··· Entries provided ···

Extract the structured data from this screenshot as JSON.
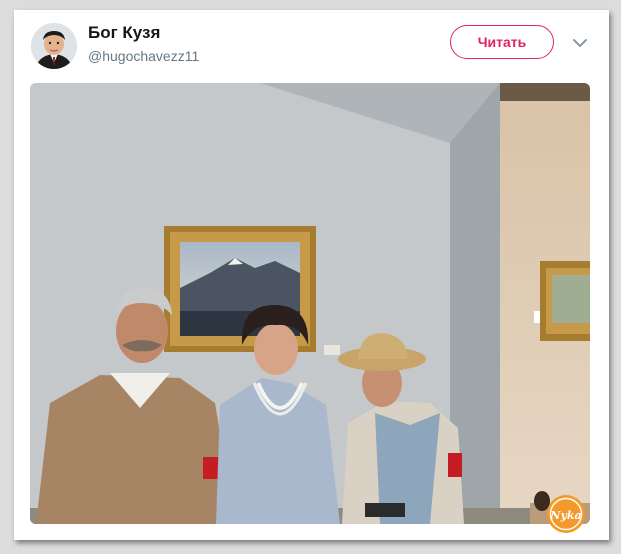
{
  "tweet": {
    "author_name": "Бог Кузя",
    "author_handle": "@hugochavezz11",
    "follow_label": "Читать",
    "menu_icon": "chevron-down-icon"
  },
  "watermark": {
    "text": "Nyka"
  },
  "colors": {
    "accent": "#e0245e",
    "handle": "#657786",
    "name": "#14171a"
  }
}
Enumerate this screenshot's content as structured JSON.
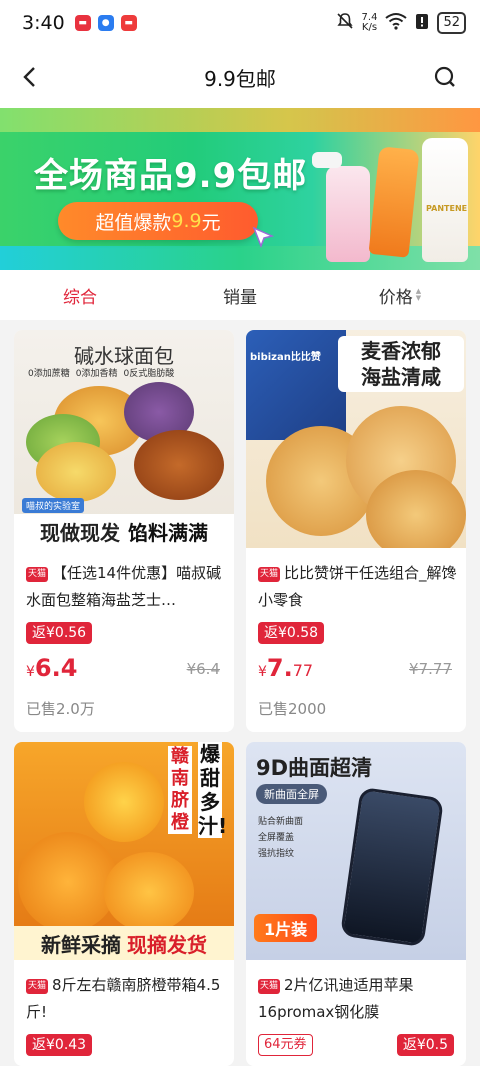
{
  "status_bar": {
    "time": "3:40",
    "net_speed_value": "7.4",
    "net_speed_unit": "K/s",
    "battery": "52",
    "icons": [
      "app-red-icon",
      "app-blue-icon",
      "app-red-icon",
      "mute-icon",
      "wifi-icon",
      "alert-icon",
      "battery-icon"
    ]
  },
  "header": {
    "title": "9.9包邮",
    "back_icon": "back-arrow-icon",
    "search_icon": "search-icon"
  },
  "banner": {
    "title": "全场商品9.9包邮",
    "pill_prefix": "超值爆款",
    "pill_price": "9.9",
    "pill_suffix": "元",
    "bottle_brand": "PANTENE"
  },
  "sort_tabs": [
    {
      "label": "综合",
      "active": true
    },
    {
      "label": "销量",
      "active": false
    },
    {
      "label": "价格",
      "active": false
    }
  ],
  "products": [
    {
      "image_text_top": "碱水球面包",
      "image_text_tags": [
        "0添加蔗糖",
        "0添加香精",
        "0反式脂肪酸"
      ],
      "image_text_ribbon": "喵叔的实验室",
      "image_text_bottom_a": "现做现发",
      "image_text_bottom_b": "馅料满满",
      "platform": "天猫",
      "name": "【任选14件优惠】喵叔碱水面包整箱海盐芝士…",
      "rebate": "返¥0.56",
      "price_symbol": "¥",
      "price": "6.4",
      "old_price": "¥6.4",
      "sold": "已售2.0万"
    },
    {
      "image_text_top_a": "麦香浓郁",
      "image_text_top_b": "海盐清咸",
      "image_text_brand": "bibizan比比赞",
      "platform": "天猫",
      "name": "比比赞饼干任选组合_解馋小零食",
      "rebate": "返¥0.58",
      "price_symbol": "¥",
      "price_int": "7.",
      "price_dec": "77",
      "old_price": "¥7.77",
      "sold": "已售2000"
    },
    {
      "image_text_side_a": "赣南脐橙",
      "image_text_side_b": "爆甜多汁!",
      "image_text_bottom_a": "新鲜采摘",
      "image_text_bottom_b": "现摘发货",
      "platform": "天猫",
      "name": "8斤左右赣南脐橙带箱4.5斤!",
      "rebate": "返¥0.43"
    },
    {
      "image_text_title": "9D曲面超清",
      "image_text_sub": "新曲面全屏",
      "image_text_features": [
        "贴合新曲面",
        "全屏覆盖",
        "强抗指纹"
      ],
      "image_text_badge": "1片装",
      "platform": "天猫",
      "name": "2片亿讯迪适用苹果16promax钢化膜",
      "coupon": "64元券",
      "rebate": "返¥0.5"
    }
  ],
  "colors": {
    "accent": "#e0253a",
    "banner_green": "#2ecc71",
    "banner_pill": "#ff6a2c"
  }
}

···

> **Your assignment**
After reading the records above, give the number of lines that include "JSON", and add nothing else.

> **Result**
2